Here's what the Single Button Form page looks like in your web browser.
All form fields in XHTML must be contained within a form container. The form container must have an action attribute that indicates the action that is to be taken if the form is submitted. If a form is being used for a purpose that does not require that it ever be submitted then the action attribute is still required but can contain a simple placeholder (action="#").
The method attribute is required when the form is one that will be submitted and is not required if the form will not be submitted. The method attribute controls how the form fields are submitted. If method="post" then the form fields are passed in the HTTP header to the following web page. That page must support some form of server side processing in order that the posted fields can be extracted and made available in the page. The alternative method="get" passed the fields in a query string added to the end of the address of the next page. The query string follows the ? that the form adds to the end of the address in the action attribute and consists of a series of field=value entries separated by ampersands.

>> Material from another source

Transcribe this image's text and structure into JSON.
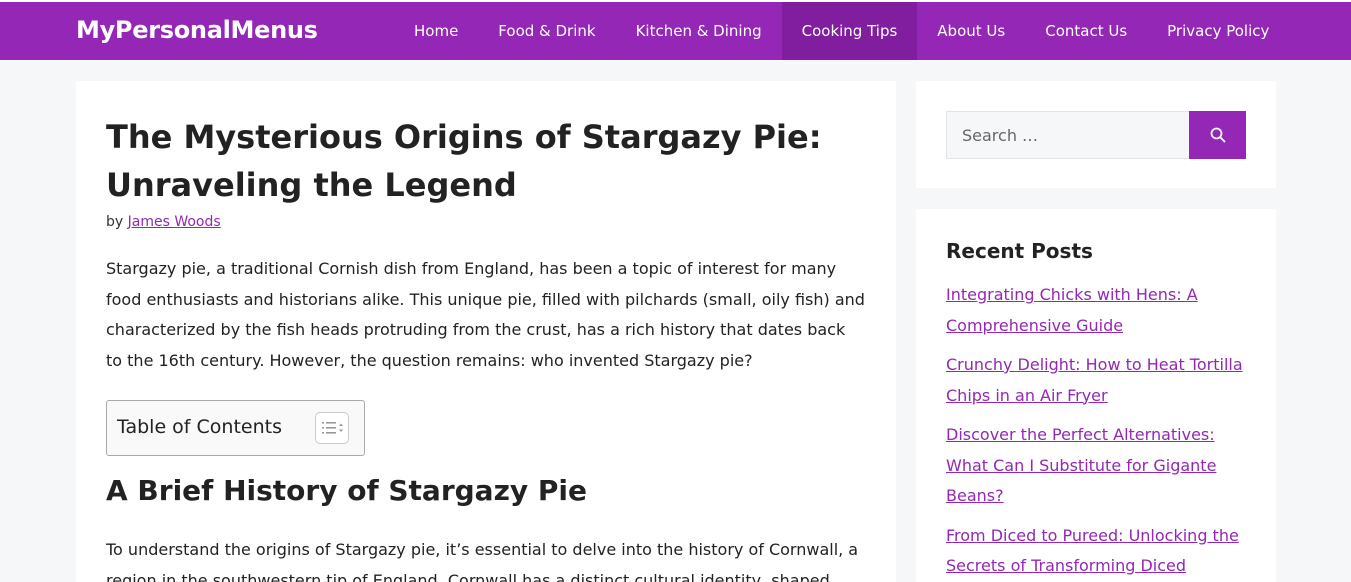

While not mandatory the value attribute will be entered for most input fields to define the value associated with the field. Depending on the type of input field this value may or may not be displayed on the page and may or may not be updatable. In the case of a submit button the value is displayed as the text in the button.
This article written by Stephen Chapman, Felgall Pty Ltd.